If a line of the records contains the string "headline", copy it out.

## [Items from an interface collection]
*-*-*

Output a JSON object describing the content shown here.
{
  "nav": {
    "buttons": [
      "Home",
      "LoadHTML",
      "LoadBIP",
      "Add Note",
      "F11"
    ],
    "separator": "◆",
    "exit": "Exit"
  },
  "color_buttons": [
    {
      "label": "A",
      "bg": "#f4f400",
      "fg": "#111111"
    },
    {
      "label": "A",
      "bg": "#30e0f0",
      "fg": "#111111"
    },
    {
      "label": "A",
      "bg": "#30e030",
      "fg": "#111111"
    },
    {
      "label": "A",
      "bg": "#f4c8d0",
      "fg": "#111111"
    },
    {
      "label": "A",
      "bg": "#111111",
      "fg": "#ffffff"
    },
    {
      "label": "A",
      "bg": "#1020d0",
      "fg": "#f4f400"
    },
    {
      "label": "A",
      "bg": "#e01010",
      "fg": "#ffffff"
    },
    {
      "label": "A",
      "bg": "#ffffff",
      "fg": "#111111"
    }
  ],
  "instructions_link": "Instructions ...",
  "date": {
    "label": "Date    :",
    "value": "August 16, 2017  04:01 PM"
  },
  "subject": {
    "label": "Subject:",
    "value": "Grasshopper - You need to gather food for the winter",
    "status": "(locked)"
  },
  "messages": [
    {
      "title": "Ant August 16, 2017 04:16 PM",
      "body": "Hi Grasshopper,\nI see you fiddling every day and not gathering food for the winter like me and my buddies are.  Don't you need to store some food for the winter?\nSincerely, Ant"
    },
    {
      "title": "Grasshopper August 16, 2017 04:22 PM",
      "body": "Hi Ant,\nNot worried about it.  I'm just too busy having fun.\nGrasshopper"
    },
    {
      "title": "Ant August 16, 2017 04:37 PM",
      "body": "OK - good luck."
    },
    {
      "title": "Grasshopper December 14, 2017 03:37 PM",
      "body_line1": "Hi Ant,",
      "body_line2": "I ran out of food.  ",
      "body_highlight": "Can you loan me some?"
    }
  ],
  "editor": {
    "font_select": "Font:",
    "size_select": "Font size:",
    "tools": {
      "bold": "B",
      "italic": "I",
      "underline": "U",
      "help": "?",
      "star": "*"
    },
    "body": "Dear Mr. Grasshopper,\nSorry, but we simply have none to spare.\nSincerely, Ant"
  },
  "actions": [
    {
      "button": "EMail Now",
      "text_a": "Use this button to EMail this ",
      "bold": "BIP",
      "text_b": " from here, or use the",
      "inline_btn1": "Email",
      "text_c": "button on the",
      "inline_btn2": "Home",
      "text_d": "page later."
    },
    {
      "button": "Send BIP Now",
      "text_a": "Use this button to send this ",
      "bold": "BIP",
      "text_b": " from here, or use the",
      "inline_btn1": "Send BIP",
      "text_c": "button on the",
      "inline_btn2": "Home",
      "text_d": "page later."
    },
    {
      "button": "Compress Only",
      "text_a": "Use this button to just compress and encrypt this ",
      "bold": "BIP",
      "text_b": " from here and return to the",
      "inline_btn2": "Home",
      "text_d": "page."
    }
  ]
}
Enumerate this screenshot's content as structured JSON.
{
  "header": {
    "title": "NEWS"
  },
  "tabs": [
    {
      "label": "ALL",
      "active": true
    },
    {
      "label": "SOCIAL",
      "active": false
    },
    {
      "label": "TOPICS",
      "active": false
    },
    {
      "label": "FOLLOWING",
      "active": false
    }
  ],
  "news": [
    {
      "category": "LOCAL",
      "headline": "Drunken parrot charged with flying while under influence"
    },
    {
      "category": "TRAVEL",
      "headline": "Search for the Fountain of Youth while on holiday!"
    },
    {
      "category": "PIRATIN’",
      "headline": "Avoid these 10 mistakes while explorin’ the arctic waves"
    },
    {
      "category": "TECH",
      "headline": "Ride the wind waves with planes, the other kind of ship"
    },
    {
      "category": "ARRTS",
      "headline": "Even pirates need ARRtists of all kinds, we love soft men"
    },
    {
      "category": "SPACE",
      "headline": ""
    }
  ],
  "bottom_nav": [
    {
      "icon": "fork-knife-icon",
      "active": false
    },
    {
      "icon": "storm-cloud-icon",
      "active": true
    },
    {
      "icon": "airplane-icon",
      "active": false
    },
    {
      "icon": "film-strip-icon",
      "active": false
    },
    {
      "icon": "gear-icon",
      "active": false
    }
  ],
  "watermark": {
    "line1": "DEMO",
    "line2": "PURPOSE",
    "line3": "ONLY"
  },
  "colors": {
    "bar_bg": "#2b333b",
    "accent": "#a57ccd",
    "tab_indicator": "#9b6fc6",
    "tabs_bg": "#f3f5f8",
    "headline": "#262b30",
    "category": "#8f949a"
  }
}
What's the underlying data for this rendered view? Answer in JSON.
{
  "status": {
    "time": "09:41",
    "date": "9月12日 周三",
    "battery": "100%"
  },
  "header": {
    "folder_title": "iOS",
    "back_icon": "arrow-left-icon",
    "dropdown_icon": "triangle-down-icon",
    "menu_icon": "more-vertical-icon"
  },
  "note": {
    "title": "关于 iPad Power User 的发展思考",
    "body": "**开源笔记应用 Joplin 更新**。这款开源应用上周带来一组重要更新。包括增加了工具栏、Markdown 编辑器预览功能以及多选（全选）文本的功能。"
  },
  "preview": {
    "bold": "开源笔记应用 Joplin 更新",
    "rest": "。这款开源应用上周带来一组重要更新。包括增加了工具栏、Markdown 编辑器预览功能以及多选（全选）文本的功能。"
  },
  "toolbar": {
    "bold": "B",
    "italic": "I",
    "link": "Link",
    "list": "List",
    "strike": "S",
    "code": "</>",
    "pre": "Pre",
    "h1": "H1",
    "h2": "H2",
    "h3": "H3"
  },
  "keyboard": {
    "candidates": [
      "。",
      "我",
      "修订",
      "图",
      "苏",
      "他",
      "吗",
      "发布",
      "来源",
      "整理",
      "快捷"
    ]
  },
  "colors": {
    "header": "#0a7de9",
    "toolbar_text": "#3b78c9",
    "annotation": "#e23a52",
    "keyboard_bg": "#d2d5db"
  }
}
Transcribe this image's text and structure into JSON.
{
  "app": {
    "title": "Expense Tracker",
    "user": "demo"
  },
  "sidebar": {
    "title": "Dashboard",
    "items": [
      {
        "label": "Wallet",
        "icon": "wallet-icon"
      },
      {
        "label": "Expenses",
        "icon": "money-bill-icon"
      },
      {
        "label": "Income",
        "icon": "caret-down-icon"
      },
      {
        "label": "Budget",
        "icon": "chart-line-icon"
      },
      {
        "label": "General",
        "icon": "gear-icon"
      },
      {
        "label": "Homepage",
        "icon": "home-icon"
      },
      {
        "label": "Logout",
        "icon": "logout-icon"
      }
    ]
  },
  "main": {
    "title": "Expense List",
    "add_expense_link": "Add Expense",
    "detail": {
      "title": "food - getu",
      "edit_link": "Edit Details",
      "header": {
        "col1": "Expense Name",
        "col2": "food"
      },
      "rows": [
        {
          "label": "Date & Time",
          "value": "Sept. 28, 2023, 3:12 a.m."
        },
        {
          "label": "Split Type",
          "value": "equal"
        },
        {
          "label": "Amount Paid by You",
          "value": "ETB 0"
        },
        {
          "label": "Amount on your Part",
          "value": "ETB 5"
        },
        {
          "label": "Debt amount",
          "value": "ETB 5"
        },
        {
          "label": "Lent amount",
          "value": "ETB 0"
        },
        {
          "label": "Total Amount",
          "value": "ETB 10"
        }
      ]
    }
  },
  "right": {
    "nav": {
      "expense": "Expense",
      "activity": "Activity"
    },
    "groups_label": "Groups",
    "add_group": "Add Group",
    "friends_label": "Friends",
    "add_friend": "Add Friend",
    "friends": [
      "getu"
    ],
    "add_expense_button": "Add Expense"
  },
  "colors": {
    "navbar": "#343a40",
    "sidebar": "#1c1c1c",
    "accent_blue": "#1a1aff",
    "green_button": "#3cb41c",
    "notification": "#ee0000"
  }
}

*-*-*

## [Finished exercise]
      "headline": "Drunken parrot charged with flying while under influence"
      "headline": "Search for the Fountain of Youth while on holiday!"
      "headline": "Avoid these 10 mistakes while explorin’ the arctic waves"
      "headline": "Ride the wind waves with planes, the other kind of ship"
      "headline": "Even pirates need ARRtists of all kinds, we love soft men"
      "headline": ""
    "headline": "#262b30",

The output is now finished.